### ABOUT THIS EXERCISE
Could you copy every record exactly as it appears?
***** RECORDS FOR THIS TASK
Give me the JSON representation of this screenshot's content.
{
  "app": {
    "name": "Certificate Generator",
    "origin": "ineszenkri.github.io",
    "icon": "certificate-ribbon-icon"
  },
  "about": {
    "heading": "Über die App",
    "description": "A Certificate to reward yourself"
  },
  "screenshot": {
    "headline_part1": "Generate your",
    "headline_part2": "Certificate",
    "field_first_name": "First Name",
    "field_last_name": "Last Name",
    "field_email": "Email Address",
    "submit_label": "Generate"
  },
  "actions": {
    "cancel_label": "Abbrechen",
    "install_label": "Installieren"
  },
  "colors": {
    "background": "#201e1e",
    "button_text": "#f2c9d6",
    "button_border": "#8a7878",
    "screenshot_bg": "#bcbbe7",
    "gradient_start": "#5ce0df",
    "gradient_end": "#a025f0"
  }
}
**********
### SOLVED EXERCISE
Give me the JSON representation of this screenshot's content.
{
  "app": {
    "name": "Certificate Generator",
    "origin": "ineszenkri.github.io",
    "icon": "certificate-ribbon-icon"
  },
  "about": {
    "heading": "Über die App",
    "description": "A Certificate to reward yourself"
  },
  "screenshot": {
    "headline_part1": "Generate your",
    "headline_part2": "Certificate",
    "field_first_name": "First Name",
    "field_last_name": "Last Name",
    "field_email": "Email Address",
    "submit_label": "Generate"
  },
  "actions": {
    "cancel_label": "Abbrechen",
    "install_label": "Installieren"
  },
  "colors": {
    "background": "#201e1e",
    "button_text": "#f2c9d6",
    "button_border": "#8a7878",
    "screenshot_bg": "#bcbbe7",
    "gradient_start": "#5ce0df",
    "gradient_end": "#a025f0"
  }
}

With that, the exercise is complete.